Loading
Welcome to Babble,
Settings
Sign Out

Get the Babble Newsletter!

Already have an account? .

MENU

'Friending' Your Kids and Texting at the Table

One of the best things about Facebook and other social networking sites is coming across people you forgot you even knew.  High school and college buddies who may have slipped out of your life are suddenly there again.  But while we may enjoy reconnecting with long lost friends on Facebook, many of us use social networking sites to keep up with people we see on a regular basis.  People close very to us.  People like our kids.

According to a new survey by Retrevo, nearly half of all parents are ‘friends’ with their teenagers on social networking sites.  And these friendships, while certainly authentic, are oftentimes formed as a way to exert some parental control.  Many parents see social networking not only a way to keep tabs on what their kids are up to online, but also as a valuable disciplinary tool.  According to that same survey, 12% of parents ban their kids from social networking as a form of punishment. This is compared to 18% who ban all Internet use when their kids misbehave.

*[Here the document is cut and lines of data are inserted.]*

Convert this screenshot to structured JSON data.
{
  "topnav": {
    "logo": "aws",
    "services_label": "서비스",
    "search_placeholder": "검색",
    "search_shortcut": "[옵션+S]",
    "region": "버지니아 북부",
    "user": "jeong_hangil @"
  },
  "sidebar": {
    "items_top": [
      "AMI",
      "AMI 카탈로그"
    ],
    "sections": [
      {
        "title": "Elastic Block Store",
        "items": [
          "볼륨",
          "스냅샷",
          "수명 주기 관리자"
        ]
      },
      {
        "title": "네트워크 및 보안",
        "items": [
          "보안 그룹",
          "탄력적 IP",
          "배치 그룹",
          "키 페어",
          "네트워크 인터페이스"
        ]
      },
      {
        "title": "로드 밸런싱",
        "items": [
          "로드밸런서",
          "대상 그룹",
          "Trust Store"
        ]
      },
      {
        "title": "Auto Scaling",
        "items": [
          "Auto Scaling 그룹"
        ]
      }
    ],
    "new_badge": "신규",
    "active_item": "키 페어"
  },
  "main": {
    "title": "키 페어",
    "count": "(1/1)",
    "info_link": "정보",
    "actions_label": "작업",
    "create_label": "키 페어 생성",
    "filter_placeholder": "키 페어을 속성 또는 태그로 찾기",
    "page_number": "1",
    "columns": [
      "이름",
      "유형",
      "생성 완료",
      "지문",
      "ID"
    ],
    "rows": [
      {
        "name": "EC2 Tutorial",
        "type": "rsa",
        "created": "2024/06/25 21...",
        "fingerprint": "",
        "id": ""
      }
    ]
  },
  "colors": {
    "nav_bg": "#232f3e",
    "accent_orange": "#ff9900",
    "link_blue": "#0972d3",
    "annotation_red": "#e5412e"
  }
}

But while some parents may be tough when it comes to online activities, others are much more relaxed.  Of the 1,000 parents surveyed, only 29% said they forbid texting at the dinner table.  Now, we’ve all seen the statistics that say kids who eat dinner together with their families do better in school and are less likely to drink, smoke and do drugs, but does it still count when their attention is focused elsewhere?

And speaking of focusing attention elsewhere, the survey revealed that some parents allow their kids to ignore the rules when it comes to social networking sites.  Despite the fact that sites like Facebook prohibit kids under the age of 13 from joining, 8% of parents feel its okay for kids under 12 to do it anyway.

How about you?  Do you think ‘friending’ your kid helps you be a better parent?  And do you use Internet restrictions to punish your kids?

Image: stigeredoo/Flickr

FacebookTwitterGoogle+TumblrPinterest
Tagged as: , , , , , ,

Use a Facebook account to add a comment, subject to Facebook's Terms of Service and Privacy Policy. Your Facebook name, profile photo and other personal information you make public on Facebook (e.g., school, work, current city, age) will appear with your comment. Learn More.

FacebookTwitterGoogle+TumblrPinterest